The UN Security Council on Tuesday called for all mercenaries and foreign fighters to leave Libya, in a unanimous statement that included Russia, which is accused of enabling a Russian contractor to send paramilitaries.
Libya has been wracked by violence and chaos since the toppling and killing of dictator Muammar al-Gaddafi in 2011.
Moscow has been accused of supporting mercenaries fighting against the UN-backed Tripoli Government of National Accord (GNA).
All 15 Security Council members called for the "withdrawal of all foreign fighters and mercenaries from Libya in line with the ceasefire agreement reached by the Libyan parties on 23 October, the commitments of the participants of the Berlin Conference and the relevant United Nations Security Council resolutions."
The statement was released following a closed-door videoconference.
The Security Council also underlined "the importance of a credible and effective Libyan-led Ceasefire Monitoring Mechanism."
At the end of December, UN Secretary-General Antonio Guterres is due to submit options to the Council for the creation of the mechanism, which would operate under the aegis of the United Nations.
The UN has only a small political mission in Libya of around 230 people.
In early December, the acting UN envoy to Libya, American Stephanie Williams, said about 20,000 foreign and mercenary forces were still in Libya.
Two authorities are vying for power in the country: the GNA in Tripoli, recognized by the UN and supported by Turkish military forces, and strongman Khalifa Haftar, supported by the United Arab Emirates, Russia and Egypt.

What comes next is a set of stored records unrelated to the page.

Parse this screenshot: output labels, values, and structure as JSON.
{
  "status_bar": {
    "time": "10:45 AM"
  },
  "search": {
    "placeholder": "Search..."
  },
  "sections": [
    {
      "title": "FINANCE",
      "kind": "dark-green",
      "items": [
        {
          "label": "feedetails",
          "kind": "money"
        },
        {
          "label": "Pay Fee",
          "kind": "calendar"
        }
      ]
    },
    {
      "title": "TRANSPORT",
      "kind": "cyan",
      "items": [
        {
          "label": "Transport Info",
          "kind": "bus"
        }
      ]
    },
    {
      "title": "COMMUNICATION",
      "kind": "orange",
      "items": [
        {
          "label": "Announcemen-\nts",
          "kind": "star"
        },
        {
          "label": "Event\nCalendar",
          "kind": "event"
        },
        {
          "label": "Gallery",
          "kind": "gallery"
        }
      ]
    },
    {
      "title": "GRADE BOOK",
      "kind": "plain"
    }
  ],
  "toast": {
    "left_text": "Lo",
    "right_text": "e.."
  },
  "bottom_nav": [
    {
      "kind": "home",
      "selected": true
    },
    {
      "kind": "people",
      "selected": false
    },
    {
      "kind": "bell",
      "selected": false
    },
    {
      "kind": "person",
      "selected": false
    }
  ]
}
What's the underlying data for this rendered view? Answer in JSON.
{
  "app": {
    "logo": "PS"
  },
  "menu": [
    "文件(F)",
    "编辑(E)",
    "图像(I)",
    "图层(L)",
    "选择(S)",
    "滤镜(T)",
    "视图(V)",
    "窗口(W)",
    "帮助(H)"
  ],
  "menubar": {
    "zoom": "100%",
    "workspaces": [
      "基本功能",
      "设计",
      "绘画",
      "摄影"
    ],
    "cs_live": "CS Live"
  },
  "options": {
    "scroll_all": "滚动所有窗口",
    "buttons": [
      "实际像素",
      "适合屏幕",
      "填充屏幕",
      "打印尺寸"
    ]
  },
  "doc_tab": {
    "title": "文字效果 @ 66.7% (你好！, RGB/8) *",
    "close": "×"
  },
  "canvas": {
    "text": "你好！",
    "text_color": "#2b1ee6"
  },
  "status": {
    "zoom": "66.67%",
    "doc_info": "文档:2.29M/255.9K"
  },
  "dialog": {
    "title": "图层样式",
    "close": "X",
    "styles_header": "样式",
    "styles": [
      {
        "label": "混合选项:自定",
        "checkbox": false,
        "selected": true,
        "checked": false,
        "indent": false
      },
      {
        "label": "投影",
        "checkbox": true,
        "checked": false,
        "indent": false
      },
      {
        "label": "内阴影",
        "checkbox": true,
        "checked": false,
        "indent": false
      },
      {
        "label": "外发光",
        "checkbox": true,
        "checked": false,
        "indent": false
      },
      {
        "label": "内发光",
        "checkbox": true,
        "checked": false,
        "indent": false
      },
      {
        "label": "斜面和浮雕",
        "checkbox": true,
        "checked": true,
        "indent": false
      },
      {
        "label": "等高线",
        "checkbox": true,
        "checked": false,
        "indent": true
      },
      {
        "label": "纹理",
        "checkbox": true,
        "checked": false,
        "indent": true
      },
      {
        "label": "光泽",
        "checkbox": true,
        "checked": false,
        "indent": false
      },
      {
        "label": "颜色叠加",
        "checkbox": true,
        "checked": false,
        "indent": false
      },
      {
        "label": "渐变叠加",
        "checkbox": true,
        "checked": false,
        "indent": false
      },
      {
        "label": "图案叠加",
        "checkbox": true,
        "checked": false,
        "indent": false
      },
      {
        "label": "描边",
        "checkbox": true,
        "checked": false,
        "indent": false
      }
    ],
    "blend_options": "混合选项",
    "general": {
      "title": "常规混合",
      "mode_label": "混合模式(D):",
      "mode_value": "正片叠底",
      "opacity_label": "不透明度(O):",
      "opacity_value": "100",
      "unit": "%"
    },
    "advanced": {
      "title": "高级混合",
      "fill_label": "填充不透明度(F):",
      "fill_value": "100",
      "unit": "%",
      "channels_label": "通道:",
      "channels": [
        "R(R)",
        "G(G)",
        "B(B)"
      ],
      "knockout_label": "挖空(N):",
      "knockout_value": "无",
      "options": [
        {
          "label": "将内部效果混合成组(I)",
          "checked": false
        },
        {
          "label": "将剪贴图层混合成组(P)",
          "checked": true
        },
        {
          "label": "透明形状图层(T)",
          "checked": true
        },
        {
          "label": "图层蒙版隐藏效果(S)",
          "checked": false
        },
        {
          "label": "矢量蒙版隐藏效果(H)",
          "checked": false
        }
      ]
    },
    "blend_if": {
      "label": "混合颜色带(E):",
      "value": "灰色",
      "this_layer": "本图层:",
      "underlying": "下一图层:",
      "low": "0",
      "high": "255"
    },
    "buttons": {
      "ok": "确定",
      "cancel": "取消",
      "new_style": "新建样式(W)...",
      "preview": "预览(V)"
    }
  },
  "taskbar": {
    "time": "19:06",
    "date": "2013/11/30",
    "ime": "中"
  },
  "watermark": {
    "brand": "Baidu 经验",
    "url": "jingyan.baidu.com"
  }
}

Wagner, a Russian military contractor, has long been accused of sending fighters to serve the Kremlin's interests in Syria, Libya and countries in sub-Saharan Africa.